* **Problem requirements**: If a line in the data below includes the string "legend", please return a copy of it.

⁂

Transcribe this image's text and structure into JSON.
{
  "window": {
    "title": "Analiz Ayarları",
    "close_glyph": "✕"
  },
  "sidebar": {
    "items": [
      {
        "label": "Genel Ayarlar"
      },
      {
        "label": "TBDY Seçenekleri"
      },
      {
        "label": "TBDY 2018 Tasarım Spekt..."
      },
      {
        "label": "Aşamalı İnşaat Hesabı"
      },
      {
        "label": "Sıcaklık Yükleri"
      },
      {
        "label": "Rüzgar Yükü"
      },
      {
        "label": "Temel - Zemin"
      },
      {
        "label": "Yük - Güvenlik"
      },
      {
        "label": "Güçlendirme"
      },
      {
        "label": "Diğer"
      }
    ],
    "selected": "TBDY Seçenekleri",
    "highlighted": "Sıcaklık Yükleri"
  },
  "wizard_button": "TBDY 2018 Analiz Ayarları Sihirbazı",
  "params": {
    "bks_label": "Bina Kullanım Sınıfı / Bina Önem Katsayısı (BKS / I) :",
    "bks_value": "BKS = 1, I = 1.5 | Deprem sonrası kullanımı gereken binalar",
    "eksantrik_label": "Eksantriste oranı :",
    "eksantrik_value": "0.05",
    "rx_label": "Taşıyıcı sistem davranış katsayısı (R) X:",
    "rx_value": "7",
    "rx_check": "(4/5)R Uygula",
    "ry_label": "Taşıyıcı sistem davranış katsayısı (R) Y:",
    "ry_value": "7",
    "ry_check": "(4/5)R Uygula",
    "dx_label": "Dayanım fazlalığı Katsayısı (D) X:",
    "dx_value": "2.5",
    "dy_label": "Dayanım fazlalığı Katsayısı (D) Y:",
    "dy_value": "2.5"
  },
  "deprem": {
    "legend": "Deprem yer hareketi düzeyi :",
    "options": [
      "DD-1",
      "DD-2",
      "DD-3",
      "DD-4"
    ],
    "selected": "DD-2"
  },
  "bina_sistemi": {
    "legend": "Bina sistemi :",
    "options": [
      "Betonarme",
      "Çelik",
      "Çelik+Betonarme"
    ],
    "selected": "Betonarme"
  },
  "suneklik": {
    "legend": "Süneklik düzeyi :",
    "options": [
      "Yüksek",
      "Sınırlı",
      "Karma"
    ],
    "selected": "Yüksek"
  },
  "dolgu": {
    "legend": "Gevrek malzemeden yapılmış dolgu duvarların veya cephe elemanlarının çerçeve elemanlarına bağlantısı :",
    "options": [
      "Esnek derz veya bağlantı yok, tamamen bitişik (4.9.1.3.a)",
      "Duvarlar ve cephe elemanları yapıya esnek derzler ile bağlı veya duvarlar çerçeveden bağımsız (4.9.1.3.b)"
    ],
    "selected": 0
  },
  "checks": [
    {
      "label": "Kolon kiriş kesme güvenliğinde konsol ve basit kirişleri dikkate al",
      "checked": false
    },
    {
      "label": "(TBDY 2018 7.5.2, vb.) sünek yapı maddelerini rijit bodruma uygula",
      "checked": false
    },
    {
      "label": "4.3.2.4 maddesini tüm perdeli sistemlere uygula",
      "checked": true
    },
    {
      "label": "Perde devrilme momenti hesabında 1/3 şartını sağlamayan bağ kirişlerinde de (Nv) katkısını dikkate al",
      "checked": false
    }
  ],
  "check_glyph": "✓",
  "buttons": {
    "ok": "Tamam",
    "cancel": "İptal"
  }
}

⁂

* **Response to the exercise**:
    "legend": "Deprem yer hareketi düzeyi :",
    "legend": "Bina sistemi :",
    "legend": "Süneklik düzeyi :",
    "legend": "Gevrek malzemeden yapılmış dolgu duvarların veya cephe elemanlarının çerçeve elemanlarına bağlantısı :",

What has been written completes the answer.